After looking for a place to settle with my book for a few minutes, I was the first to occupy the red benches. Within a few minutes, she in her cream pants and thin blue jacket stopped, captured by the gleaming rays of the sun streaking out along the water. She took a photo with her phone and then settled on the bench in front of mine, joining me in silence with an e-reader in her hands.
We both read for a few minutes. I read sporadically, often watching the passersby and those enjoying the waterfront park. I listened in to catch the occasional familiar word, but mostly I just gazed. She was equally distracted. Her e-reader soon fell asleep as she turned to distractions on her phone. I went back to my book and tried to focus until his steps and ratchet of his bike came toward me.
Walking his bike with its bright green helmet swinging from the handlebar, he guided his way between the benches. Leaving the bike next to my bench, he joined her on the other.

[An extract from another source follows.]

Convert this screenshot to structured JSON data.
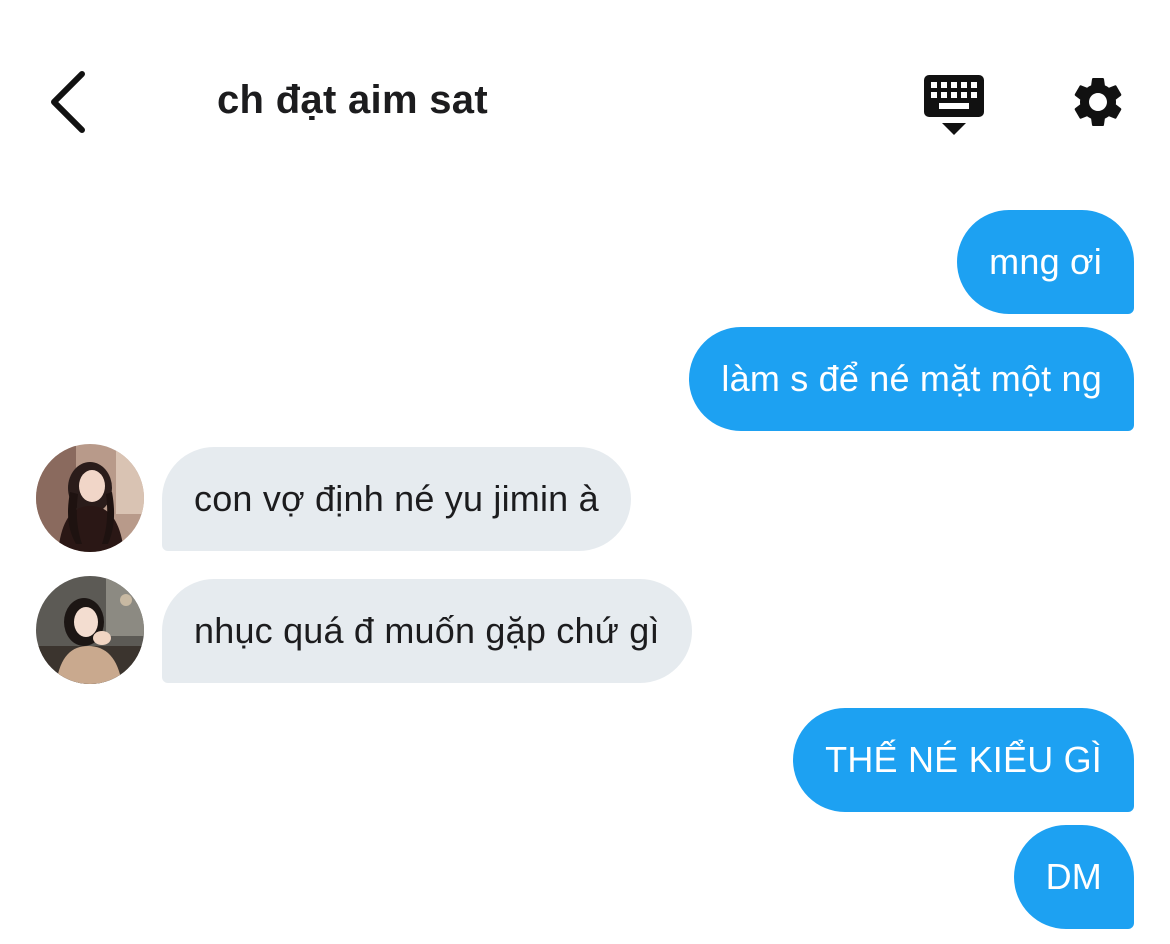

His thick black coat hung loosely about his thin frame, and he hugged his arms close against the chill. Legs crossed tightly, he sat straight and tall, and he gazed deeply. So still, so calm was he as he stared into the burning rays of the sun. The slow blink of his eyes, the flutter of the blond tuft of hair on his forehead as the wind crossed his face, were the only motion about him. Deep must have been his thoughts, firm his resolve, steady his concentration.

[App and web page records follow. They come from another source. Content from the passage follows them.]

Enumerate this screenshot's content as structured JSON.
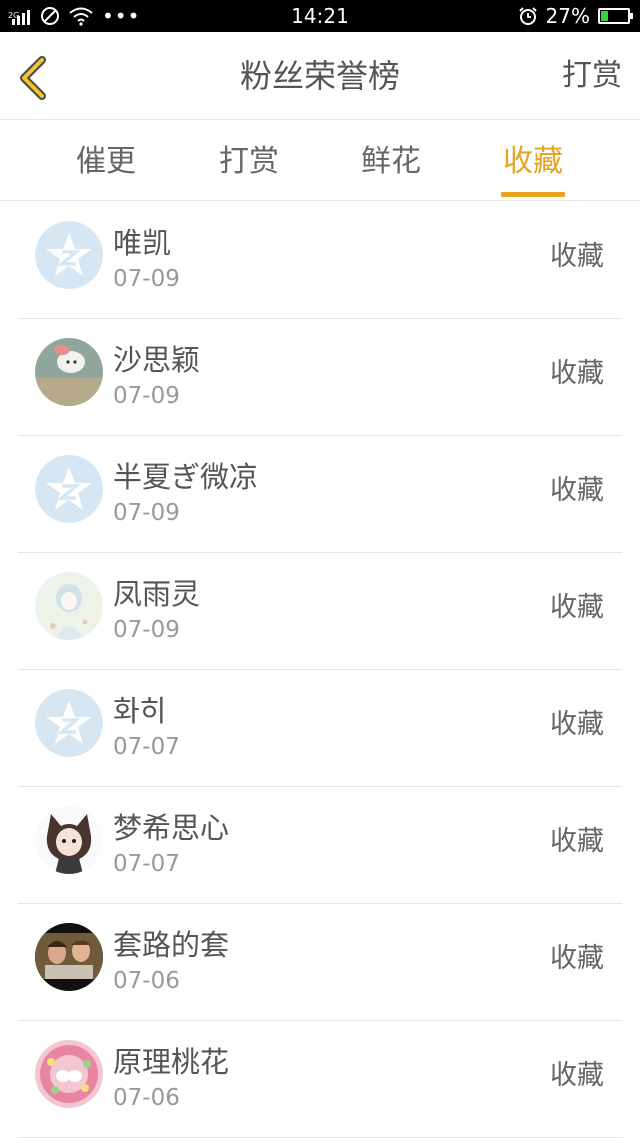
{
  "status_bar": {
    "network": "2G",
    "time": "14:21",
    "battery_percent_label": "27%",
    "battery_level": 0.27
  },
  "header": {
    "title": "粉丝荣誉榜",
    "action": "打赏"
  },
  "tabs": [
    {
      "label": "催更",
      "active": false
    },
    {
      "label": "打赏",
      "active": false
    },
    {
      "label": "鲜花",
      "active": false
    },
    {
      "label": "收藏",
      "active": true
    }
  ],
  "colors": {
    "accent": "#e8a320",
    "text": "#555555",
    "muted": "#999999",
    "divider": "#e6e6e6",
    "default_avatar": "#d7e6f3"
  },
  "rows": [
    {
      "name": "唯凯",
      "date": "07-09",
      "action": "收藏",
      "avatar": "default-qq-icon"
    },
    {
      "name": "沙思颖",
      "date": "07-09",
      "action": "收藏",
      "avatar": "white-dog-photo"
    },
    {
      "name": "半夏ぎ微凉",
      "date": "07-09",
      "action": "收藏",
      "avatar": "default-qq-icon"
    },
    {
      "name": "凤雨灵",
      "date": "07-09",
      "action": "收藏",
      "avatar": "anime-girl-sketch"
    },
    {
      "name": "화히",
      "date": "07-07",
      "action": "收藏",
      "avatar": "default-qq-icon"
    },
    {
      "name": "梦希思心",
      "date": "07-07",
      "action": "收藏",
      "avatar": "anime-cat-girl"
    },
    {
      "name": "套路的套",
      "date": "07-06",
      "action": "收藏",
      "avatar": "movie-couple-photo"
    },
    {
      "name": "原理桃花",
      "date": "07-06",
      "action": "收藏",
      "avatar": "flower-wreath-photo"
    }
  ]
}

His stillness held my attention. With my book open upon my leg, I ignored it to watch him in profile as he watched the sun. I envied him and respected his ability to embrace the stillness, to settle his mind and need not for device nor intrigue to fulfill some craving. The world before him was enough. The slow but sure motion of the setting sun and ever-changing yet ever-familiar ripples of the sea were enough. Though we were together, he was alone. He needed only his mind to keep him company.

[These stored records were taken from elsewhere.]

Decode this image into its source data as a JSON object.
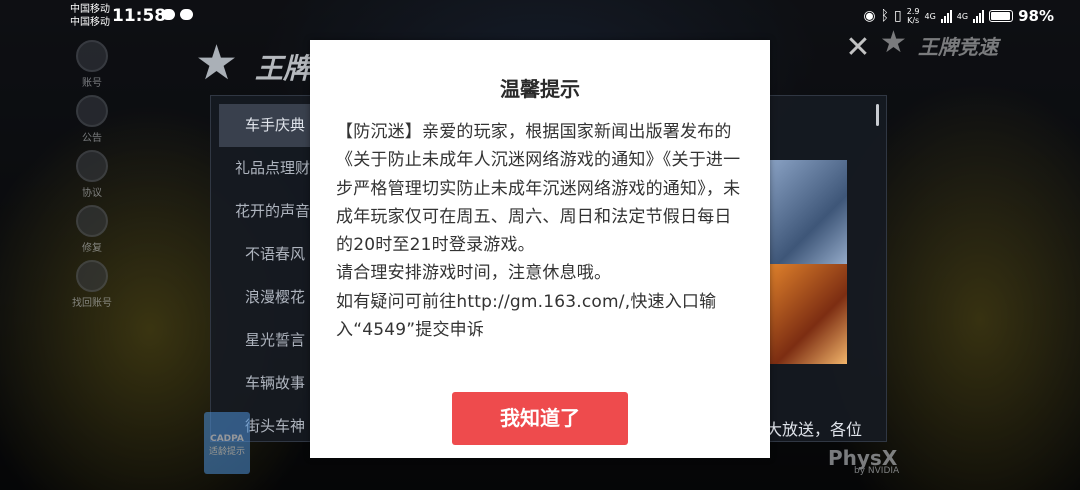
{
  "status_bar": {
    "carrier_1": "中国移动",
    "carrier_2": "中国移动",
    "time": "11:58",
    "net_speed_value": "2.9",
    "net_speed_unit": "K/s",
    "net_type_1": "4G",
    "net_type_2": "4G",
    "battery_percent": "98%"
  },
  "side_icons": [
    "账号",
    "公告",
    "协议",
    "修复",
    "找回账号"
  ],
  "background_panel": {
    "logo_text": "王牌",
    "logo_right_text": "王牌竞速",
    "menu_items": [
      "车手庆典",
      "礼品点理财",
      "花开的声音",
      "不语春风",
      "浪漫樱花",
      "星光誓言",
      "车辆故事",
      "街头车神"
    ],
    "partial_text": "大放送，各位",
    "cadpa_label": "CADPA",
    "cadpa_sub": "适龄提示",
    "physx_brand": "PhysX",
    "physx_sub": "by NVIDIA"
  },
  "dialog": {
    "title": "温馨提示",
    "paragraph_1": "【防沉迷】亲爱的玩家，根据国家新闻出版署发布的《关于防止未成年人沉迷网络游戏的通知》《关于进一步严格管理切实防止未成年沉迷网络游戏的通知》，未成年玩家仅可在周五、周六、周日和法定节假日每日的20时至21时登录游戏。",
    "paragraph_2": "请合理安排游戏时间，注意休息哦。",
    "paragraph_3": "如有疑问可前往http://gm.163.com/,快速入口输入“4549”提交申诉",
    "ok_button": "我知道了"
  },
  "colors": {
    "ok_button_bg": "#ee4b4d",
    "dialog_bg": "#ffffff",
    "panel_bg": "#161a22"
  }
}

As the final arc of the sun’s orange disc dipped out of sight, the chill in the air hardened. It pulled at the backs of my hands, bit at my ears and nose, and seeped through my sweater. watched closely as the darkening ripples crossed each other. A gull floated atop them being lifted and lowered again as the small swells passed below him. Without the direct rays of the sun, the water grew dark as the day soon would. The few clouds held feebly to the fading light with a dull orange glow until they turned grey as the sun’s rays escaped even their lofty position. As the light faded, the lights along the edge of the walk illuminated and the street lamps flickered to life. As night came, light remained, but it was artificial, dim, and cold. I shivered.
When I looked back to my right, he was gone. He had slipped away as quietly as he had sat. She stood, looked about to determine her direction, and she too departed. Again, I was the only one. As the sky faded from blue to black, I packed away my book and stood to go. Walking along the path, I looked over the sea to where the sun had been. Now it was but an orange band across the horizon that would linger for hours, the tantalizing hint of its presence, just out of reach. The movement of walking brought needed warmth. The dark has come earlier yet again today. Winter is coming.